But the project hasn't gone exactly as intended. Though Jensen has received a number of things back from DLO participants--hand-spun yarn, bird stencils, pressed flowers—DLO hasn't been nearly as collaborative as he had originally hoped.
"How many I send out and how many I receive back, it's about the same ratio every time, it's about 10 percent," said Jensen. "If I sent out to 50 people, I'd get like five back."
For Snow, the act of getting an envelope, stamps and mailing out a package turns out to be harder than it sounds.
"I have been pretty lame about responding," admitted Snow. "I don't send it because I'm not good at things like that. But I always do the activity, and I feel like that's part of it."
Eli Craven, Black Hunger gallery artist and DLO participant, agrees.
"Even when you really believe in something someone's doing, it's really hard to step up and put forth the effort and do it," said Craven.
But when Jensen mailed out a comic about a fictional drink called the "Menstruating Yeti," he got back something spirited: Three Menstruating Yeti drink recipes from 10th Street Station bartender Dan Krejci. Jensen decided to throw a party for DLOers featuring the specialty drinks. The back-and-forth collaboration inspired him to take a different approach with the project.
"That's when I stopped giving the assignments out," explained Jensen. "I was just trying my best to gather artifacts and I realized that was the wrong approach. I just send out what I want to and then people send back what they want to. And it'll just sort of naturally flow."
That flow will be on display this First Thursday, Feb. 2, at Bricolage from 6-9 p.m. Jensen has crafted a few DLO-related specialty items for purchase and has teamed up with Collapse Theater's Kelly Broich for an interactive event. The party continues at Black Hunger Gallery on Saturday, Feb. 4, with another, more elaborate exhibition of Jensen's DLO collaborations, starting at 6 p.m.
Though Jensen might not have resurrected the mail system, his dedication to the art of mailing his thoughts and gifts has helped draw attention to the simple joy of opening a folded letter and unwrapping a handmade artifact.
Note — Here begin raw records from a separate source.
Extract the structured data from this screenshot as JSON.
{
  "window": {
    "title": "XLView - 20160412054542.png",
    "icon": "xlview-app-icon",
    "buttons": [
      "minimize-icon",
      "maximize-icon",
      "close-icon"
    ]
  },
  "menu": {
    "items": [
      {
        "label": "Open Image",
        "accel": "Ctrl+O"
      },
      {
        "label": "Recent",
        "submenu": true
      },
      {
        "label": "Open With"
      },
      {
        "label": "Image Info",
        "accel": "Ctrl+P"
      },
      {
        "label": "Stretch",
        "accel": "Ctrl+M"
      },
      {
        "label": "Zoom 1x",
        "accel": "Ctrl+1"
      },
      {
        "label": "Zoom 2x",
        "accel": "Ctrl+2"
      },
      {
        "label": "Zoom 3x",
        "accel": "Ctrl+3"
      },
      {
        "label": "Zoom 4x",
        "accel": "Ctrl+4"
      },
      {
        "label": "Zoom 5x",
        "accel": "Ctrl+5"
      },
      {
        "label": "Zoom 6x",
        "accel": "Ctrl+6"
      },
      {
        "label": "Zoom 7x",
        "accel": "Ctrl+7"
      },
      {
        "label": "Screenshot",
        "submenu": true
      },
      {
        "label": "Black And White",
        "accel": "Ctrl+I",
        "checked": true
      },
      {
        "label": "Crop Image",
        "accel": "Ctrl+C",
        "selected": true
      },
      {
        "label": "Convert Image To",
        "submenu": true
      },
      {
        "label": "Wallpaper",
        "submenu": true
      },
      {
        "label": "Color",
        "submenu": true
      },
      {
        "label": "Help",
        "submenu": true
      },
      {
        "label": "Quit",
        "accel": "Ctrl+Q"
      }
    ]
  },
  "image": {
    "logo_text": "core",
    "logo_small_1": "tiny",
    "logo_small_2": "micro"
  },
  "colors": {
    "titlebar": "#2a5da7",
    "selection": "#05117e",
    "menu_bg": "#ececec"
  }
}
"Although it is seen as an archaic method of communication, people still do care about it," said Jensen. "Even if it's like 10 people. That makes it almost more powerful to me."